AIM OF THE TASK: Hunt through the lines below for the string "this" and copy each one that has it.

-------- ENTRIES SHOWN --------

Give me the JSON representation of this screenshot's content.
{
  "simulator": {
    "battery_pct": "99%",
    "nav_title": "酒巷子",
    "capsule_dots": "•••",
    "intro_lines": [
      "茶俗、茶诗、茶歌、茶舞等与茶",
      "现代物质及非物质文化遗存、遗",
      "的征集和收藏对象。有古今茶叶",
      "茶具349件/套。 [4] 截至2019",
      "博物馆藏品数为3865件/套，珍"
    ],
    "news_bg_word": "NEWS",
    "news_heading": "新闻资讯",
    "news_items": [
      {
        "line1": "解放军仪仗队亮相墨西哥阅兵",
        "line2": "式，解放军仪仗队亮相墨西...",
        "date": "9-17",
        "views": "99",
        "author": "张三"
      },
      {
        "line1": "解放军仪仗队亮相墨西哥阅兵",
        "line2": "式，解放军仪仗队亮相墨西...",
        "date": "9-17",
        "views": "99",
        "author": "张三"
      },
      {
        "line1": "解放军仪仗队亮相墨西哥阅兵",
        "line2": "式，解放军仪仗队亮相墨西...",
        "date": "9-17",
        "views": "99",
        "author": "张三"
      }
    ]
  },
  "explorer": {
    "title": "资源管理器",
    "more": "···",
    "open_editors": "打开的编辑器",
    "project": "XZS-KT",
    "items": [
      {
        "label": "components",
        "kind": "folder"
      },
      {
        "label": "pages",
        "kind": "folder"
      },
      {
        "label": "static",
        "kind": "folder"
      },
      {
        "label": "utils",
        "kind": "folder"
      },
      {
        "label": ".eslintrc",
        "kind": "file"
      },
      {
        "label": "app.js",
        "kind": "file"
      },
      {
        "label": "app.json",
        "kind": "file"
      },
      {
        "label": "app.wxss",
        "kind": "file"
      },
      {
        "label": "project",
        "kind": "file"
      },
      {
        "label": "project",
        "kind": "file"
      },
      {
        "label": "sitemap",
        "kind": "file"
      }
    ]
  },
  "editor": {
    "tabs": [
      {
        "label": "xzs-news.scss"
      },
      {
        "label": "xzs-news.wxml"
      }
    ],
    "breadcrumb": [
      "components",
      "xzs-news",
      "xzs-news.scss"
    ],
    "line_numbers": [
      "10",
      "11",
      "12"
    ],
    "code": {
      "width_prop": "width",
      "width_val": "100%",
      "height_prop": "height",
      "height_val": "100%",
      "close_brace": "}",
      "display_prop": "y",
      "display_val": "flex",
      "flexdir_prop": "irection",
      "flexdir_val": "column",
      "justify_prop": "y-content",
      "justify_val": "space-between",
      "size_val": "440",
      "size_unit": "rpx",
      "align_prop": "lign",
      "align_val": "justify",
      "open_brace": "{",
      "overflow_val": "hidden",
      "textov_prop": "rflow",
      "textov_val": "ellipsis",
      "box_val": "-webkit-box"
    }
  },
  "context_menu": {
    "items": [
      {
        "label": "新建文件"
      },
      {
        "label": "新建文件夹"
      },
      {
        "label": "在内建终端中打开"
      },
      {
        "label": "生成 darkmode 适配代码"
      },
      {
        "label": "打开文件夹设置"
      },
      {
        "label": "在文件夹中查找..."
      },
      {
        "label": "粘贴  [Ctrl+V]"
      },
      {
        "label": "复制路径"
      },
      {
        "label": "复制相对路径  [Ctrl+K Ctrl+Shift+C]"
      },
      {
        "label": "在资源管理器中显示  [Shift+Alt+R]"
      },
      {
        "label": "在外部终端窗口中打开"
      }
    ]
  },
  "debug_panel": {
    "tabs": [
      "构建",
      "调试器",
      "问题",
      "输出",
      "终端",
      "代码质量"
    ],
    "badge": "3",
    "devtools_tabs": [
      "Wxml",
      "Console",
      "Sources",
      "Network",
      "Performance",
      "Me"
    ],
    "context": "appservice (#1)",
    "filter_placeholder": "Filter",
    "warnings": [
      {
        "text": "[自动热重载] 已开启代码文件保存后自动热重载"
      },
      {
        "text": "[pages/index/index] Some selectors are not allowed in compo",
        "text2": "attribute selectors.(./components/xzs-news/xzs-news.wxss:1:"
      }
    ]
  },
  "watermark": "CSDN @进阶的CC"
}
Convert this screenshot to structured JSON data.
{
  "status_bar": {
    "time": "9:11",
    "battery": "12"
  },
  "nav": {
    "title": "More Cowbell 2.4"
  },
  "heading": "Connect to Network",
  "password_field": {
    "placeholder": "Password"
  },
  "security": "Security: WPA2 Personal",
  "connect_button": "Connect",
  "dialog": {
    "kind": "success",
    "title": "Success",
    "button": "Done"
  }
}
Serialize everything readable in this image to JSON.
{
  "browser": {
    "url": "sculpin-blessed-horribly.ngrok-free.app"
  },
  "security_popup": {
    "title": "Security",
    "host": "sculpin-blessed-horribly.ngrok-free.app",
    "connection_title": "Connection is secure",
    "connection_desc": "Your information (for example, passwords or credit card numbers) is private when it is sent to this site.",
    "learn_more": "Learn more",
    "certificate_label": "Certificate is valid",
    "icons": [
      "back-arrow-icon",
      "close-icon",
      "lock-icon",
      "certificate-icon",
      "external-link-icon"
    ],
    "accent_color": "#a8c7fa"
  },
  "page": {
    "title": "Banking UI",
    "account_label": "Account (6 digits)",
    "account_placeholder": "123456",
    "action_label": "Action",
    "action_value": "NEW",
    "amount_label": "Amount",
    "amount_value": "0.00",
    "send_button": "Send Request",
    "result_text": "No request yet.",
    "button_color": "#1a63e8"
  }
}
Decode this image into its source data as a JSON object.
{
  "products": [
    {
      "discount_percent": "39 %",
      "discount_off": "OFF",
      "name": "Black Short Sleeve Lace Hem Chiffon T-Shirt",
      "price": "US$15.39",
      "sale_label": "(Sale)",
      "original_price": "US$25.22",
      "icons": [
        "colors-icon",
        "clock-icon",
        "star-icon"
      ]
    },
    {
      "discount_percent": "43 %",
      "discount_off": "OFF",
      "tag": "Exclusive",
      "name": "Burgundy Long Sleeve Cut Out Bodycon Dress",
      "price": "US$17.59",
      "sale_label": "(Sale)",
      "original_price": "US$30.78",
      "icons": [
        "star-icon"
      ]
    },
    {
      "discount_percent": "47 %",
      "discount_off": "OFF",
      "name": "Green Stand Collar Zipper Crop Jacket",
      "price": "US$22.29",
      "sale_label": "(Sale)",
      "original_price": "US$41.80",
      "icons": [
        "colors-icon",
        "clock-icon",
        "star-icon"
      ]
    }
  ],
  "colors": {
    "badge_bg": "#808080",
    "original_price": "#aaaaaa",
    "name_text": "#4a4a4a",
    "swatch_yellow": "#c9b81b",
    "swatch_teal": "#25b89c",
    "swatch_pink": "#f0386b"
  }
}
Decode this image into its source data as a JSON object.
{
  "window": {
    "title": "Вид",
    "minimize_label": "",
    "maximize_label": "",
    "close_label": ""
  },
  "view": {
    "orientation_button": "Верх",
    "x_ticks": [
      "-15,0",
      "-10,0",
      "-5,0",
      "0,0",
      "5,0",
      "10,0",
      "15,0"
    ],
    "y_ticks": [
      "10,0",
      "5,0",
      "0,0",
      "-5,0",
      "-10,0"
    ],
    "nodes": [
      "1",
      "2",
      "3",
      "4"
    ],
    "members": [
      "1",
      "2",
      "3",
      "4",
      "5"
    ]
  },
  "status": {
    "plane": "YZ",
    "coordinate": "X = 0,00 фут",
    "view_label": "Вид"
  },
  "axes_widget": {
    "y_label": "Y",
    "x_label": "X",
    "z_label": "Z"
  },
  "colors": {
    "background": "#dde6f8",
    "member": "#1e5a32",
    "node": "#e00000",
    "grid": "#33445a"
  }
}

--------

TASK OUTPUT:
Give me the JSON representation of this screenshot's content.
Convert this screenshot to structured JSON data.
Serialize everything readable in this image to JSON.
    "connection_desc": "Your information (for example, passwords or credit card numbers) is private when it is sent to this site.",
Decode this image into its source data as a JSON object.
Decode this image into its source data as a JSON object.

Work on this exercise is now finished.